Ethical Use of Sources
This material has been adapted from: Lester, James D. Writing Research Papers: A Complete Guide. 3rd ed. Pages 49-51. Copyright 1980 by James D. Lester. Used by permission of Scott, Foresman Publishers, Inc.
To download these notes as a PDF document, click here.
When you begin doing graduate-level research papers, you have more to consider than correct citation of source material. You must also use your sources in an ethical manner. The following are some guidelines for ethical use of research documents:
1. Respect the author's intentions. Never use information in a way that is contrary to the author’s intentions. For example, Anne Fausto-Sterling’s book, Myths of Gender: Biological Theories About Women and Men, reveals flaws in scientific studies that describe the connection between gender and behavior or aptitude. It would be an unethical treatment of her book to use some of the studies she cites for a paper about gender-related behavioral differences.
2. Do not change the author's main idea. Although it is not always necessary to quote an entire passage to make your point, make sure that you have not changed the author’s main idea through selective quoting or use of ellipsis.
The following excerpt from Deborah Gray White's book, Arn't I a Woman, is an example:
Original Source: “If, in order to ease the burdens of slavery, they made themselves available, they only fulfilled the prophecy of their lustfulness, which in turn made it more difficult for other black women to reject the overtures made by white men.”
Student Version: “In order to ease the burdens of slavery, they made themselves available, . . . which in turn made it more difficult for other black women to reject the overtures made by white men.”
3. Do not ignore information that conflicts with your thesis. It is not ethical to prove your thesis by ignoring well-known information that conflicts with or refutes it. A well-argued paper confronts such evidence.

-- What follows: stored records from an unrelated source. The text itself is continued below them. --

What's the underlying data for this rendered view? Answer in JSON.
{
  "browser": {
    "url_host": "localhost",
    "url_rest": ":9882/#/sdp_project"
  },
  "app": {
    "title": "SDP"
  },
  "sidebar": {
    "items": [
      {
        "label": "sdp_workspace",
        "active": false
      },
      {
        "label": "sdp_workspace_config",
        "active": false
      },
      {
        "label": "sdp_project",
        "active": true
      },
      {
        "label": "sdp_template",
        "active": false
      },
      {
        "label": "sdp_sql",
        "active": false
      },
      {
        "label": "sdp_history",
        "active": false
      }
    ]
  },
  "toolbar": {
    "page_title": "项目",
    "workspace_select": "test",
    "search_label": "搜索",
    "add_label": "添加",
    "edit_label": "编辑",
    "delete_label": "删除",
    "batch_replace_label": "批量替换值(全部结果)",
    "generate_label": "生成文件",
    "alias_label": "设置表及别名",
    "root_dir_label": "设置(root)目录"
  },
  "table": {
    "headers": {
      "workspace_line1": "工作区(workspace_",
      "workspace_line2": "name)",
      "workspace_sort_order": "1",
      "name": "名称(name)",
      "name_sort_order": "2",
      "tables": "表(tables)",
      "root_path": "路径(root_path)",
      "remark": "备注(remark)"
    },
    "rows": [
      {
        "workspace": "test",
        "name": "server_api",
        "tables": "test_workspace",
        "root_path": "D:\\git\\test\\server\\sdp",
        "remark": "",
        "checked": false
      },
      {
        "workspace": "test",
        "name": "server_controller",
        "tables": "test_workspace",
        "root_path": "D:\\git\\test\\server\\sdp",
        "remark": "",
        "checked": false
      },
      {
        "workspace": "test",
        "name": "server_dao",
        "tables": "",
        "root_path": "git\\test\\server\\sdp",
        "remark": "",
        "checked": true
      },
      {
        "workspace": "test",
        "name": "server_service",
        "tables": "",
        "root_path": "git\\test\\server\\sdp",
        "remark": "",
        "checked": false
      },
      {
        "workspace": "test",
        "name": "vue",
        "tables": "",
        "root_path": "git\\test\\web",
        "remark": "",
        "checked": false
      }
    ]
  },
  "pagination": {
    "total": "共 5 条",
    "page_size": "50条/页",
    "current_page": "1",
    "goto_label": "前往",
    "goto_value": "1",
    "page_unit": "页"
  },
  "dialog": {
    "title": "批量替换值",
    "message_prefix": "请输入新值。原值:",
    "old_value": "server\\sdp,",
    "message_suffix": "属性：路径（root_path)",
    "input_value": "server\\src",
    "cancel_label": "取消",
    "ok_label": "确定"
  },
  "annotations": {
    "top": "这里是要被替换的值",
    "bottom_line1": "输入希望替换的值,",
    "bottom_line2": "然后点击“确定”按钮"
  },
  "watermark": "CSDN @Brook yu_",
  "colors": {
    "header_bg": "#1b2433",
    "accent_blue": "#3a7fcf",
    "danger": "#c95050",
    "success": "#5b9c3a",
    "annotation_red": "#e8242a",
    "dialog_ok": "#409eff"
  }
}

4. Context matters. Always be aware of the context (i.e. historical, sociological, cultural, etc.) in which your source document was produced.
Although you should keep these guidelines in mind when researching and writing your papers, you may run into a few gray areas such as:
- Texts that seemingly contradict their arguments.
- Texts that contain information that can be used to support a thesis not addressed by the author.
In these cases, you must foreground your position in relation to the text. For example, you can state: "Although X attempts to show Y, it can be argued that the studies he cites support conflicting interpretations."